“The Arizona Senate is continuing its fight to keep secret nearly 3,000 emails and text messages sent by lawmakers and others that relate to the Maricopa County election audit,” the Arizona Republic reports.
VIRGINIA GOVERNOR — Republican nominee Glenn Youngkin is out with three new ads, all focusing on crime. The first two feature Chesterfield County Sheriff Karl Leonard and Montgomery County Sheriff Hank Partin reading the same script almost verbatim, proclaiming that “Virginia won’t be safe with four more years of [Democrat] Terry McAuliffe.” The third spot is more positive, showing a Black woman whose father was killed in the 2015 Charleston shooting by a white supremacist saying that Youngkin is the best-equipped candidate to handle the “rising crime” in Virginia.
McAuliffe is also out with a new commercial that again attacks Youngkin’s opposition to abortion.
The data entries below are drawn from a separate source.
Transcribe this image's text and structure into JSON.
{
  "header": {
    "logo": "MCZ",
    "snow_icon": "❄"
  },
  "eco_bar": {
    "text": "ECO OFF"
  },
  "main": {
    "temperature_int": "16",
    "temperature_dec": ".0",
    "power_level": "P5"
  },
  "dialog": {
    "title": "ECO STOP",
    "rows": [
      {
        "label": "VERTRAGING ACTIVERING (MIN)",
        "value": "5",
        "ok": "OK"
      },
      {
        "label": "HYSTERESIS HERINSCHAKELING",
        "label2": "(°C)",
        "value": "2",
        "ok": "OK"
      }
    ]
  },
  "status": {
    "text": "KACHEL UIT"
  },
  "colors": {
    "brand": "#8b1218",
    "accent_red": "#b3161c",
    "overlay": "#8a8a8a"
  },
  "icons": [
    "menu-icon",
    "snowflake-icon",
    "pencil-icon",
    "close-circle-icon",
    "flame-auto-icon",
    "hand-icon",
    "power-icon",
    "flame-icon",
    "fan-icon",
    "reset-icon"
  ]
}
The ad features a doctor who chides Youngkin for his anti-abortion views and portrays McAuliffe as a governor who would focus on issues such as the economy and education, “not someone who wants to do my job.” This is the second recent spot from McAuliffe to go after Youngkin on reproductive rights.
“Several of the Republican Party’s biggest and most influential donors are signaling that they don’t plan on helping fund former President Trump’s political operation, at least for now,” CNBC reports.
“Wealthy financiers have instead opted to spend money on the GOP’s efforts to take back Congress, or to support other potential 2024 presidential candidates such as Ron DeSantis and Tim Scott.”
Said one GOP operative: “Big money, sophisticated people are just losing interest in this shit show.”
Will Wilkinson: “I suspect that battle between North and South lives on both culturally and geographically. The North has drifted out of the countryside and concentrated itself into our cities. At the same time, America’s rural and exurban counties have slowly become more and more homogeneously Southern.”
“The South has risen again…in rural Maine?”
“My hunch is that rural white culture, which was once regionally varied and distinctive, became more uniform by becoming increasingly Southern.”
WISCONSIN GOVERNOR — Bill McCoshen (R), who is preparing to run for Wisconsin governor, was cited for disorderly conduct in 2008 “for urinating publicly inside a local tavern and then going outside to finish relieving himself in a planter in front of the establishment.” the Milwaukee Journal Sentinel reports.
Former Lt. Gov. Rebecca Kleefisch has filed paperwork to create a campaign committee ahead of her long-anticipated bid for governor, though she still isn’t launching a campaign just yet and a spokesperson offered no timetable for when she might do so. Another Republican, state Rep. John Macco, also set up a committee last month and says he’ll decide “in the next few weeks.”
“If Senate Republicans seem conservative now, just wait until next year. The 2022 midterms could usher in a wave of full-spectrum MAGA supporters who would turn the GOP conference an even deeper shade of red — and make the Senate a lot more like the fractious House,” Politico reports.
“In the five states where Republican senators are retiring, the primary election fields to succeed them are crowded with Donald Trump supporters who have made loyalty to the former president a cornerstone of their campaigns.”
Jonathan Bernstein: “It’s true that the available Senate seats in 2024 will be extremely challenging for Democrats. There are no obvious pick-ups — no states that President Joe Biden won that are currently represented by a Republican — and several Democratic seats that will likely be very difficult to defend. One, Senator Joe Manchin’s seat in West Virginia, seems almost certain to flip to Republicans. If that happens, and Democrats need even one net seat to win a Senate majority, they would have to hold several other tough seats while finding two or more unlikely wins.”
“So yes, betting more than three years in advance, I wouldn’t take even odds that Democrats would win a new majority in 2024. But it’s one thing to assess the odds; it’s another to be too confident about the future. It’s not hard to come up with a few ways Democrats could win a seat or two.”